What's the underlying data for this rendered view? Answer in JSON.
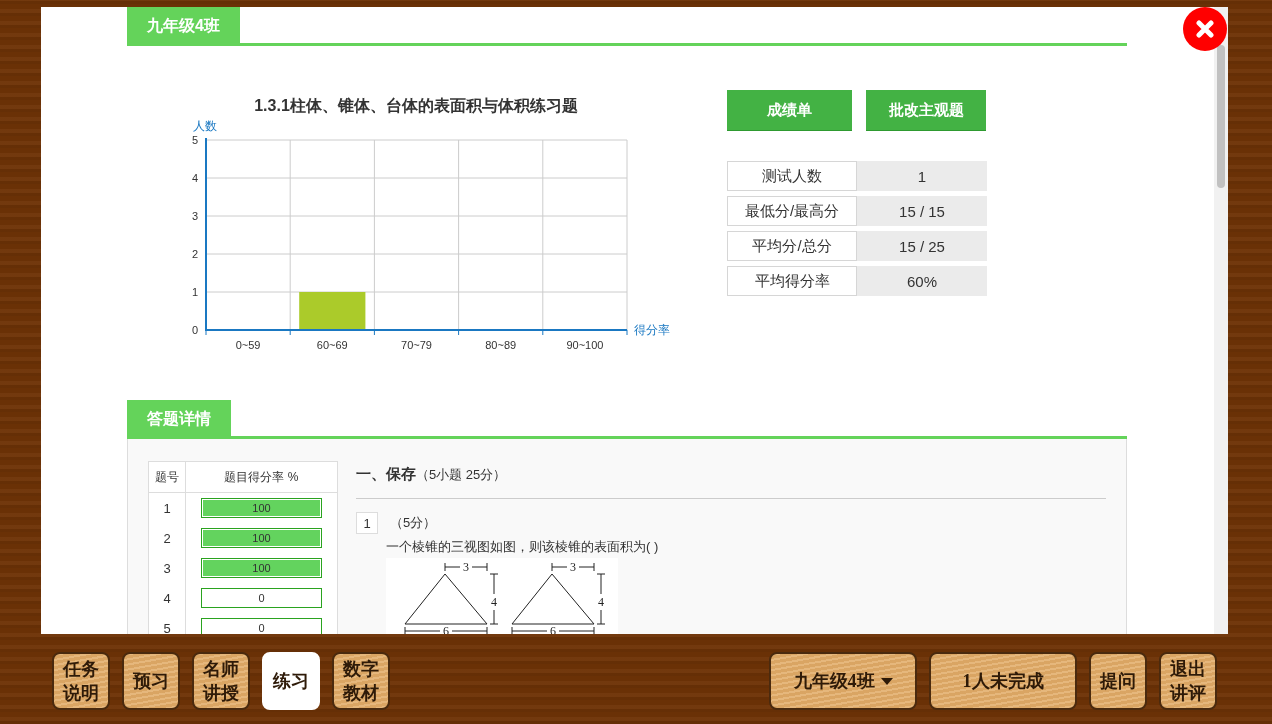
{
  "class_tab": {
    "label": "九年级4班"
  },
  "chart": {
    "chart_data": {
      "type": "bar",
      "grid": true,
      "title": "1.3.1柱体、锥体、台体的表面积与体积练习题",
      "xlabel": "得分率",
      "ylabel": "人数",
      "categories": [
        "0~59",
        "60~69",
        "70~79",
        "80~89",
        "90~100"
      ],
      "values": [
        0,
        1,
        0,
        0,
        0
      ],
      "ylim": [
        0,
        5
      ],
      "yticks": [
        0,
        1,
        2,
        3,
        4,
        5
      ]
    }
  },
  "actions": [
    {
      "label": "成绩单"
    },
    {
      "label": "批改主观题"
    }
  ],
  "stats": [
    {
      "label": "测试人数",
      "value": "1"
    },
    {
      "label": "最低分/最高分",
      "value": "15 / 15"
    },
    {
      "label": "平均分/总分",
      "value": "15 / 25"
    },
    {
      "label": "平均得分率",
      "value": "60%"
    }
  ],
  "details_tab": {
    "label": "答题详情"
  },
  "question_table": {
    "columns": [
      "题号",
      "题目得分率 %"
    ],
    "rows": [
      {
        "number": "1",
        "rate": "100",
        "level": 1
      },
      {
        "number": "2",
        "rate": "100",
        "level": 1
      },
      {
        "number": "3",
        "rate": "100",
        "level": 1
      },
      {
        "number": "4",
        "rate": "0",
        "level": 0
      },
      {
        "number": "5",
        "rate": "0",
        "level": 0
      }
    ]
  },
  "section": {
    "title": "一、保存",
    "summary": "（5小题 25分）"
  },
  "question": {
    "number": "1",
    "score": "（5分）",
    "text": "一个棱锥的三视图如图，则该棱锥的表面积为(      )",
    "figure_labels": [
      "3",
      "4",
      "6",
      "3",
      "4",
      "6"
    ]
  },
  "toolbar": {
    "left": [
      {
        "lines": [
          "任务",
          "说明"
        ],
        "selected": false
      },
      {
        "lines": [
          "预习"
        ],
        "selected": false
      },
      {
        "lines": [
          "名师",
          "讲授"
        ],
        "selected": false
      },
      {
        "lines": [
          "练习"
        ],
        "selected": true
      },
      {
        "lines": [
          "数字",
          "教材"
        ],
        "selected": false
      }
    ],
    "right": [
      {
        "kind": "dropdown",
        "lines": [
          "九年级4班"
        ]
      },
      {
        "kind": "status",
        "lines": [
          "1人未完成"
        ]
      },
      {
        "kind": "button",
        "lines": [
          "提问"
        ]
      },
      {
        "kind": "button",
        "lines": [
          "退出",
          "讲评"
        ]
      }
    ]
  }
}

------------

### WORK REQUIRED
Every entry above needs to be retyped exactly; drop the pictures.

### WRITTEN SOLUTION
What's the underlying data for this rendered view? Answer in JSON.
{
  "class_tab": {
    "label": "九年级4班"
  },
  "chart": {
    "chart_data": {
      "type": "bar",
      "grid": true,
      "title": "1.3.1柱体、锥体、台体的表面积与体积练习题",
      "xlabel": "得分率",
      "ylabel": "人数",
      "categories": [
        "0~59",
        "60~69",
        "70~79",
        "80~89",
        "90~100"
      ],
      "values": [
        0,
        1,
        0,
        0,
        0
      ],
      "ylim": [
        0,
        5
      ],
      "yticks": [
        0,
        1,
        2,
        3,
        4,
        5
      ]
    }
  },
  "actions": [
    {
      "label": "成绩单"
    },
    {
      "label": "批改主观题"
    }
  ],
  "stats": [
    {
      "label": "测试人数",
      "value": "1"
    },
    {
      "label": "最低分/最高分",
      "value": "15 / 15"
    },
    {
      "label": "平均分/总分",
      "value": "15 / 25"
    },
    {
      "label": "平均得分率",
      "value": "60%"
    }
  ],
  "details_tab": {
    "label": "答题详情"
  },
  "question_table": {
    "columns": [
      "题号",
      "题目得分率 %"
    ],
    "rows": [
      {
        "number": "1",
        "rate": "100",
        "level": 1
      },
      {
        "number": "2",
        "rate": "100",
        "level": 1
      },
      {
        "number": "3",
        "rate": "100",
        "level": 1
      },
      {
        "number": "4",
        "rate": "0",
        "level": 0
      },
      {
        "number": "5",
        "rate": "0",
        "level": 0
      }
    ]
  },
  "section": {
    "title": "一、保存",
    "summary": "（5小题 25分）"
  },
  "question": {
    "number": "1",
    "score": "（5分）",
    "text": "一个棱锥的三视图如图，则该棱锥的表面积为(      )",
    "figure_labels": [
      "3",
      "4",
      "6",
      "3",
      "4",
      "6"
    ]
  },
  "toolbar": {
    "left": [
      {
        "lines": [
          "任务",
          "说明"
        ],
        "selected": false
      },
      {
        "lines": [
          "预习"
        ],
        "selected": false
      },
      {
        "lines": [
          "名师",
          "讲授"
        ],
        "selected": false
      },
      {
        "lines": [
          "练习"
        ],
        "selected": true
      },
      {
        "lines": [
          "数字",
          "教材"
        ],
        "selected": false
      }
    ],
    "right": [
      {
        "kind": "dropdown",
        "lines": [
          "九年级4班"
        ]
      },
      {
        "kind": "status",
        "lines": [
          "1人未完成"
        ]
      },
      {
        "kind": "button",
        "lines": [
          "提问"
        ]
      },
      {
        "kind": "button",
        "lines": [
          "退出",
          "讲评"
        ]
      }
    ]
  }
}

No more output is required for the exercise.